It's this rivalry that underpins the later 3 books, and in the end it leads to a finale that in some ways is simply supberb but in just a few ways is - in my view - unduly biased towards d'Artagnan. But of course, the Gascon who remains a musketeer all his life does seem to be the writer's favourite and I've heard that Aramis was very often not liked at all - I suppose because he defies and often outwits "the hero" who in real life was quite famous whilst the real life Athos, Porthos and Aramis (yes they all existed, with near enough those names) were not well known.
I quickly took sides from Twenty Years After onwards and it was never d'Artagnan's side. Aramis was the leader of events in my view, d'Artagnan the Royal agent trying to keep up with Aramis, Athos was the retired incredibly decent and noble gentleman, almost a recluse but for attending to his adopted son Raoul. Athos is almost too good to be true. Porthos was a lot of fun and very lovable and helpful to his friends and Aramis says that Porthos is the man in all the world whom he most loves.
The real life Athos was not a comte but a kind of nouveau riche - often identified by their string of titles such as the real Athos and Porthos both had. Athos was one of his titles. His first name was Armand (Dumas gave him the first name Olivier, not in the books but in a play he wrote later), and he died around age 25, probably in a duel amongst those quarrelsome young men. He may have served with Henri d'Amaritz (Aramis, called Rene d'Herblay in the books), who was of true noble birth although didn't have a title. The "old nobility" didn't always have titles. Their names/families/properties proclaimed if they were genuine old nobility - knights of old, and the like - of centuries back. Nouveau-riche type "nobles" like Athos and Porthos obtained a title (Porthos as Baron) through services in administration or whatever work for the community. Aramis retired from the musketeers in due course, returned to his lands and married. He also inherited a status of "lay preacher" - he was not in the priesthood. Isaac de Porthau was from an area called Porthau and a family of administrators and the like. Treville was a comte and related to all of the "four musketeers" one way or another. D'Artagnan, I think I remember rightly, was somewhat older than the others and may have met Athos before Athos died. D'Artagnan did quite late in life become Captain of the Musketeers. All four of these men were from the same area of France as Treville - Gascony. My information is from a fascinating book you can find on Amazon: "Four Musketeers: The True Story of D'Artagnan, Porthos, Aramis and Athos"

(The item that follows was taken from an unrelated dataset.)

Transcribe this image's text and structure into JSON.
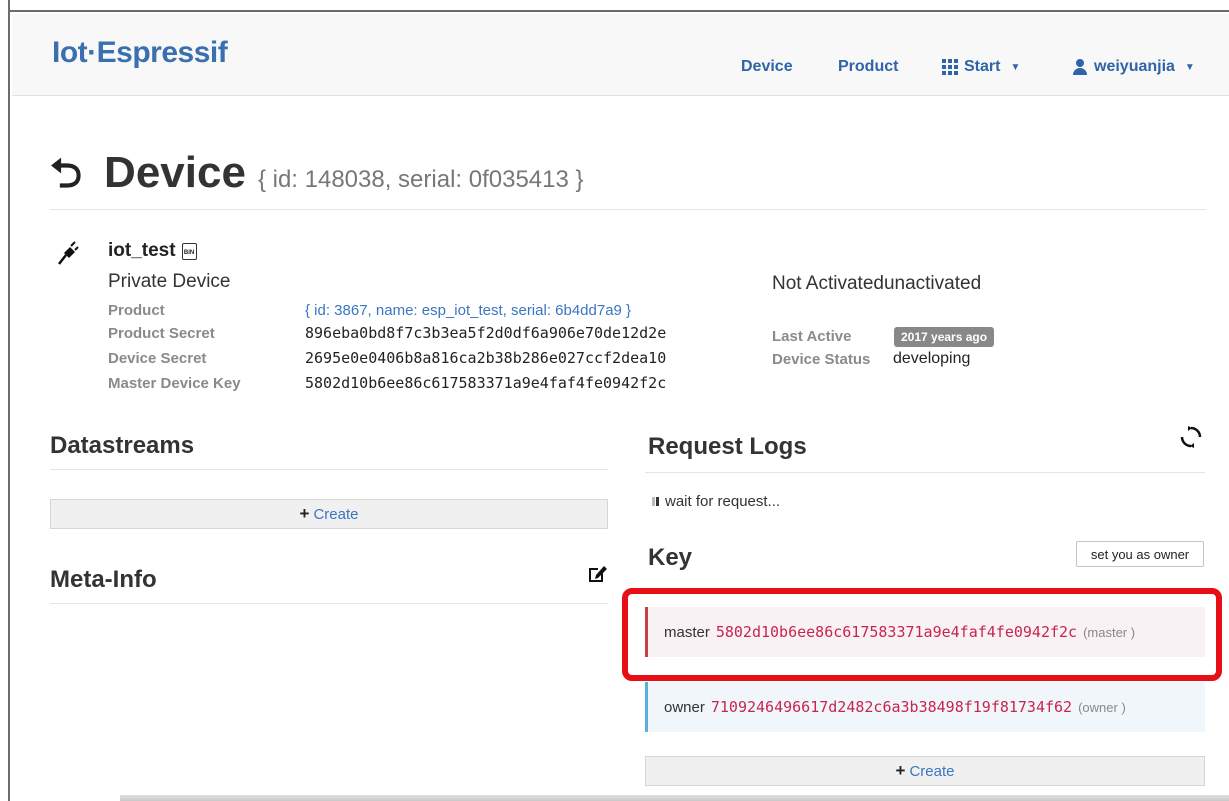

Why have they been reissued? Nowadays comics are highly sophisticated. No child is going to respond to this!
They're more likely to put them off Literature for life!
I'm going to give this & few others to my 11 year-old nephew to see what he makes of them!